→ Required action:
Write out the material in full, matching each line exactly.

→ Records supplied:
————
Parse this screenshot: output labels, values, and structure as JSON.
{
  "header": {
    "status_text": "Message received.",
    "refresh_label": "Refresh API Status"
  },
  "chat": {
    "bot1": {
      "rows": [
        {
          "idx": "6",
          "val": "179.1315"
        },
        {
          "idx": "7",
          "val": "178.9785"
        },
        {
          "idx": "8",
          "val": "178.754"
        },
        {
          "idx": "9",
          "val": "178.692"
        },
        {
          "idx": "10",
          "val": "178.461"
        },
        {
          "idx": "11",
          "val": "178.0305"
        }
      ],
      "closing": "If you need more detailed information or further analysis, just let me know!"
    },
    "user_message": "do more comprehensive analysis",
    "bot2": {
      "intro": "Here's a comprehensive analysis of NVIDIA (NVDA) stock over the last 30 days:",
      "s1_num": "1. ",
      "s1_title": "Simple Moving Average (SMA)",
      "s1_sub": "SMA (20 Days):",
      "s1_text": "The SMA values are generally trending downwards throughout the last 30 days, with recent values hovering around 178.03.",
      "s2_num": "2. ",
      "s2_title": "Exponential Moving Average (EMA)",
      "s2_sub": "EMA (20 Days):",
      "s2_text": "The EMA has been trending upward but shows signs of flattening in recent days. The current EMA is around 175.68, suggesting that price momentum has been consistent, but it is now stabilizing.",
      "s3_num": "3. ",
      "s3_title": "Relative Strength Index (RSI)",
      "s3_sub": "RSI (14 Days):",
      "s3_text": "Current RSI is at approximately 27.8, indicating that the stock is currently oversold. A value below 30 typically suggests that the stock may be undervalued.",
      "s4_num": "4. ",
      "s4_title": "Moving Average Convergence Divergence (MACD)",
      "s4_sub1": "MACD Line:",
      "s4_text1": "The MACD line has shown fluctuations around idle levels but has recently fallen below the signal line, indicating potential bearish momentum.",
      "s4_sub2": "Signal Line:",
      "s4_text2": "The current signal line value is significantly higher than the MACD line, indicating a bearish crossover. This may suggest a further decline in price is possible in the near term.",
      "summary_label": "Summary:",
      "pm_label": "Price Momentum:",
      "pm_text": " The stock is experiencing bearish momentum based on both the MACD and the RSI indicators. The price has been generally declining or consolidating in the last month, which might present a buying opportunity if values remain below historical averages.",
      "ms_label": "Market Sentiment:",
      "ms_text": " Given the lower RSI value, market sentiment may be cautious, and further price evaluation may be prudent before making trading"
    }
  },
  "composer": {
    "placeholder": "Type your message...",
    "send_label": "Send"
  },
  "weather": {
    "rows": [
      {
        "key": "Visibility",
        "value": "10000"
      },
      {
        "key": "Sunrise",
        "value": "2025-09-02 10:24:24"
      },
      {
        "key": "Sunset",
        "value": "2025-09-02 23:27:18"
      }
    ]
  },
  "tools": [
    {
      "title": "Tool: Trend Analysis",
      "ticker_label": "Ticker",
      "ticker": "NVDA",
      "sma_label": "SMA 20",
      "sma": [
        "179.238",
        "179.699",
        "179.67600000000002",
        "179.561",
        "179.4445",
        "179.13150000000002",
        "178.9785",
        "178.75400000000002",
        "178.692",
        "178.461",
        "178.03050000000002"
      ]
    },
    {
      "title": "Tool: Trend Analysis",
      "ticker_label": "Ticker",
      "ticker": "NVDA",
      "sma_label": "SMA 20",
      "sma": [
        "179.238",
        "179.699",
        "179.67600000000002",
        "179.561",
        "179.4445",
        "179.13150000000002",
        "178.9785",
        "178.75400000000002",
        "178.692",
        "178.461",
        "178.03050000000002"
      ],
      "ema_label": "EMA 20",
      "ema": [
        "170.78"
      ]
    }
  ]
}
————
→ Response below:
Parse this screenshot: output labels, values, and structure as JSON.
{
  "header": {
    "status_text": "Message received.",
    "refresh_label": "Refresh API Status"
  },
  "chat": {
    "bot1": {
      "rows": [
        {
          "idx": "6",
          "val": "179.1315"
        },
        {
          "idx": "7",
          "val": "178.9785"
        },
        {
          "idx": "8",
          "val": "178.754"
        },
        {
          "idx": "9",
          "val": "178.692"
        },
        {
          "idx": "10",
          "val": "178.461"
        },
        {
          "idx": "11",
          "val": "178.0305"
        }
      ],
      "closing": "If you need more detailed information or further analysis, just let me know!"
    },
    "user_message": "do more comprehensive analysis",
    "bot2": {
      "intro": "Here's a comprehensive analysis of NVIDIA (NVDA) stock over the last 30 days:",
      "s1_num": "1. ",
      "s1_title": "Simple Moving Average (SMA)",
      "s1_sub": "SMA (20 Days):",
      "s1_text": "The SMA values are generally trending downwards throughout the last 30 days, with recent values hovering around 178.03.",
      "s2_num": "2. ",
      "s2_title": "Exponential Moving Average (EMA)",
      "s2_sub": "EMA (20 Days):",
      "s2_text": "The EMA has been trending upward but shows signs of flattening in recent days. The current EMA is around 175.68, suggesting that price momentum has been consistent, but it is now stabilizing.",
      "s3_num": "3. ",
      "s3_title": "Relative Strength Index (RSI)",
      "s3_sub": "RSI (14 Days):",
      "s3_text": "Current RSI is at approximately 27.8, indicating that the stock is currently oversold. A value below 30 typically suggests that the stock may be undervalued.",
      "s4_num": "4. ",
      "s4_title": "Moving Average Convergence Divergence (MACD)",
      "s4_sub1": "MACD Line:",
      "s4_text1": "The MACD line has shown fluctuations around idle levels but has recently fallen below the signal line, indicating potential bearish momentum.",
      "s4_sub2": "Signal Line:",
      "s4_text2": "The current signal line value is significantly higher than the MACD line, indicating a bearish crossover. This may suggest a further decline in price is possible in the near term.",
      "summary_label": "Summary:",
      "pm_label": "Price Momentum:",
      "pm_text": " The stock is experiencing bearish momentum based on both the MACD and the RSI indicators. The price has been generally declining or consolidating in the last month, which might present a buying opportunity if values remain below historical averages.",
      "ms_label": "Market Sentiment:",
      "ms_text": " Given the lower RSI value, market sentiment may be cautious, and further price evaluation may be prudent before making trading"
    }
  },
  "composer": {
    "placeholder": "Type your message...",
    "send_label": "Send"
  },
  "weather": {
    "rows": [
      {
        "key": "Visibility",
        "value": "10000"
      },
      {
        "key": "Sunrise",
        "value": "2025-09-02 10:24:24"
      },
      {
        "key": "Sunset",
        "value": "2025-09-02 23:27:18"
      }
    ]
  },
  "tools": [
    {
      "title": "Tool: Trend Analysis",
      "ticker_label": "Ticker",
      "ticker": "NVDA",
      "sma_label": "SMA 20",
      "sma": [
        "179.238",
        "179.699",
        "179.67600000000002",
        "179.561",
        "179.4445",
        "179.13150000000002",
        "178.9785",
        "178.75400000000002",
        "178.692",
        "178.461",
        "178.03050000000002"
      ]
    },
    {
      "title": "Tool: Trend Analysis",
      "ticker_label": "Ticker",
      "ticker": "NVDA",
      "sma_label": "SMA 20",
      "sma": [
        "179.238",
        "179.699",
        "179.67600000000002",
        "179.561",
        "179.4445",
        "179.13150000000002",
        "178.9785",
        "178.75400000000002",
        "178.692",
        "178.461",
        "178.03050000000002"
      ],
      "ema_label": "EMA 20",
      "ema": [
        "170.78"
      ]
    }
  ]
}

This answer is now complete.